SpaceSec: Securing Space Systems through Innovation
Over the last six months, our team has explored the Cybersecurity of Space Systems, or SpaceSec. As one of the most active strategic investors in both Commercial Space and Cyber, we identified that both the government and the commercial sector have a role to play to drive innovation in SpaceSec. Applying additional resources and focus to the problem is the first step.
We spoke with dozens of government stakeholders, commercial space providers, academics, investors, startups, and other subject matter experts, surveyed companies in the IQT Space portfolio, and hosted a Roundtable on the topic. From IQT’s unique vantage point at the intersection of government, venture capital, and the startup community, we developed insights into the current state of cybersecurity across Space Systems and opinions on where the industry needs to go to tackle this issue.
SpaceSec is critical to U.S. National Security.
In addition to the criticality of Space Systems to U.S. defense and intelligence, virtually every Critical Infrastructure Sector relies on Space Systems for continued operation. Many of the sectors that we rely on for daily life, including financial systems, agriculture, emergency services, and energy, have a direct dependency on the stability and therefore cybersecurity of Space Systems.
The dual trends of the Commercialization of Space and the Proliferation of Space Systems underscore the importance of addressing cybersecurity.
Some experts predict that within 15 years, there could be 100,000+ satellites, 10-15 orbiting stations, cis-lunar bases, in-orbit cloud storage and edge computing, energy production, mining, and manufacturing in space—a significant change from today’s space landscape. The shift has already begun from a government-dominated space economy to one that is commercially driven. Companies such as Microsoft and Amazon have identified a business model that enables them to extend their already robust cloud computing capabilities into Space Systems. Furthermore, this commercial activity is global, and developments are unlikely to remain the exclusive domain of any country.
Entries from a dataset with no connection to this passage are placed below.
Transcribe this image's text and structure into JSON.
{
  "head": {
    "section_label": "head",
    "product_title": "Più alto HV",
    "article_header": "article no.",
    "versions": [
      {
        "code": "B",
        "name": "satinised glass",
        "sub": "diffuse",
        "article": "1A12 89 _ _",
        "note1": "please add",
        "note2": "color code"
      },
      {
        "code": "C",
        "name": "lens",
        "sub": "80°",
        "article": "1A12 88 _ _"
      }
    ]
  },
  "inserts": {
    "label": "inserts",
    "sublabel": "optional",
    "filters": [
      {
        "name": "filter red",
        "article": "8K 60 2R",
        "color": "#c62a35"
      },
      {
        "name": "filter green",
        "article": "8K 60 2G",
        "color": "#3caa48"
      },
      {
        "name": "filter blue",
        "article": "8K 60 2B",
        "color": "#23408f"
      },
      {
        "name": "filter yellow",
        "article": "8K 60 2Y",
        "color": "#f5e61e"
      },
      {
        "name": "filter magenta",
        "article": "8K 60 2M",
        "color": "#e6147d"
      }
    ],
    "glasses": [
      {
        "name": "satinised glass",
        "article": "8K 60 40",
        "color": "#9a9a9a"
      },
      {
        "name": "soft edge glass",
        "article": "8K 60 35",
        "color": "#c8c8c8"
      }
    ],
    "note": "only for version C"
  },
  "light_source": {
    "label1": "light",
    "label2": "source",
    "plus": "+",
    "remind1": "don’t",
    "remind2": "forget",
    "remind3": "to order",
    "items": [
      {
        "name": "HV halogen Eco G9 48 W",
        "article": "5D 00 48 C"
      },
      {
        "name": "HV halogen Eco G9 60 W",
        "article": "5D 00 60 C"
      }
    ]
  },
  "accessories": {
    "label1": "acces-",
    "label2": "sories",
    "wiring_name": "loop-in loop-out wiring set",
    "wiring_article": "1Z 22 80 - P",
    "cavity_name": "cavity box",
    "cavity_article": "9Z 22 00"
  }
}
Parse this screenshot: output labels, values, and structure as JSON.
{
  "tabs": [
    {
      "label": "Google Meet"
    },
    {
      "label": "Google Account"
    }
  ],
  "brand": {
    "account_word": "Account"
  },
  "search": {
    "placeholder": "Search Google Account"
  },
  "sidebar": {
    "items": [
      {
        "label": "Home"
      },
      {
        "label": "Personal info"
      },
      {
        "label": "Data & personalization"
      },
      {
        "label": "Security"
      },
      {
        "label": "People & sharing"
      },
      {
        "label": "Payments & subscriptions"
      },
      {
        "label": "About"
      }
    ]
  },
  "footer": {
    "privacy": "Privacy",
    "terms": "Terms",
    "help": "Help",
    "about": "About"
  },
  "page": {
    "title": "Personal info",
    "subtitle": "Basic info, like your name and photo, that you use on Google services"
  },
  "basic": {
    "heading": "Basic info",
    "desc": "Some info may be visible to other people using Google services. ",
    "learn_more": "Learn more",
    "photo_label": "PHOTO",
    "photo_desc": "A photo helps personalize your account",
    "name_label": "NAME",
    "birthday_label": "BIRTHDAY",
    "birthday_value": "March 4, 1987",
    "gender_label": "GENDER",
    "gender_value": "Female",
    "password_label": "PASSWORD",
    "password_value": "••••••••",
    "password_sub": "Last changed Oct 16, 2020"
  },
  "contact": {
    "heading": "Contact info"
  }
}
It’s estimated that up to 30 countries could launch assets into space, resulting in increased nation state competition. China’s published national strategy document on Space makes clear their intent to pursue “space superiority.”
The cybersecurity of today’s Space Systems is weak and tomorrow’s will be worse if action isn’t taken today.
Several factors contribute to the weakness of today’s systems including a lack of incentives to build in robust security, a lack of understanding of security best practices, and the reality that most systems in orbit today have nearly bespoke designs. These three factors have led to a widespread belief that Space Systems are obscured from malicious actors; in other words, they are protected by security through obscurity. Even if this was once true, it has not been for a long time. The ground systems that support these systems are often equally vulnerable.
One particular trend is worth highlighting: The supply chain for Space Systems is becoming increasingly commoditized, and future systems will almost certainly be assembled using off-the-shelf commercial hardware and software. While potentially a good trend to drive down cost and complexity for the Space market, this commoditization will also provide a more homogeneous and well-explored attack surface for threat actors, potentially increasing the volume and scope of cyber attacks on Space Systems as a whole.
We should look to the cybersecurity of terrestrial systems as a roadmap to secure Space Systems.
Space System designers and operators can leverage lessons learned and technologies used in terrestrial enterprise and industrial systems for guidance on how to improve the security of systems deployed into space. Examples include but are not limited to:
- Developing space-focused cybersecurity standards and best practices;
- Improving training for system designers and operators;
- Adopting secure coding and assessment practices; and
- Implementing commercial cybersecurity technologies such as embedded system security, network security, and data protection into system design, testing, deployment, and maintenance.
The industry may also want to consider integrating Cybersecurity curriculum into Aerospace Engineering programs to develop and equip the next generation of Space System developers who will likely be faced with a more challenging cyber threat environment in space.
Innovation has a role to play.
While today, the market for space-focused security products and services is small, we believe the category will grow over the next 3-5 years as more Space Systems with commodity and commercial technology are launched into space.
There are a few companies already thinking about how their technology applies to Space Systems. Developers of solutions focused on embedded systems security, secure and reliable update of safety-critical systems, identity and access management, and cloud and edge compute security are looking toward the future. Startups will undoubtedly emerge to fill the white space not addressed by incumbents. IQT and other investors must be prepared with the capital, domain expertise, and industry experience to connect these cyber innovators with their space counterparts.
The time to act on this future threat is today. Are you thinking about the cybersecurity of Space Systems? If so, we want to hear from you. Please email us at firstname.lastname@example.org.